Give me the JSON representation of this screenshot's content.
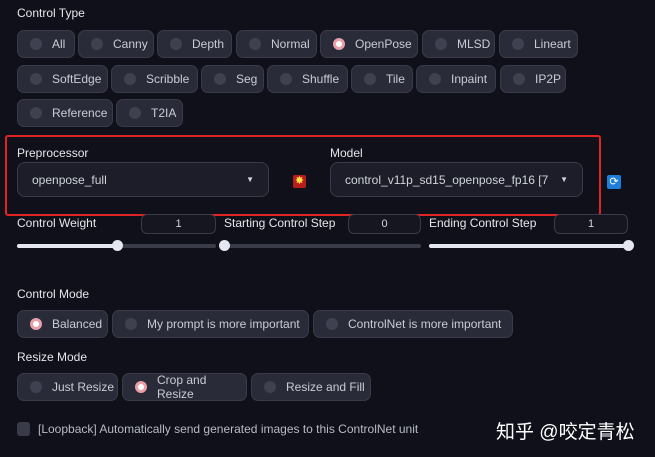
{
  "control_type": {
    "label": "Control Type",
    "options": [
      "All",
      "Canny",
      "Depth",
      "Normal",
      "OpenPose",
      "MLSD",
      "Lineart",
      "SoftEdge",
      "Scribble",
      "Seg",
      "Shuffle",
      "Tile",
      "Inpaint",
      "IP2P",
      "Reference",
      "T2IA"
    ],
    "selected": "OpenPose"
  },
  "preprocessor": {
    "label": "Preprocessor",
    "value": "openpose_full"
  },
  "model": {
    "label": "Model",
    "value": "control_v11p_sd15_openpose_fp16 [7"
  },
  "sliders": [
    {
      "label": "Control Weight",
      "value": "1",
      "fraction": 0.5
    },
    {
      "label": "Starting Control Step",
      "value": "0",
      "fraction": 0
    },
    {
      "label": "Ending Control Step",
      "value": "1",
      "fraction": 1
    }
  ],
  "control_mode": {
    "label": "Control Mode",
    "options": [
      "Balanced",
      "My prompt is more important",
      "ControlNet is more important"
    ],
    "selected": "Balanced"
  },
  "resize_mode": {
    "label": "Resize Mode",
    "options": [
      "Just Resize",
      "Crop and Resize",
      "Resize and Fill"
    ],
    "selected": "Crop and Resize"
  },
  "loopback": {
    "label": "[Loopback] Automatically send generated images to this ControlNet unit",
    "checked": false
  },
  "watermark": "知乎 @咬定青松",
  "colors": {
    "highlight_box": "#e02424",
    "background": "#0f1019"
  }
}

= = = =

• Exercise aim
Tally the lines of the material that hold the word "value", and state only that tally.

• Answer area
5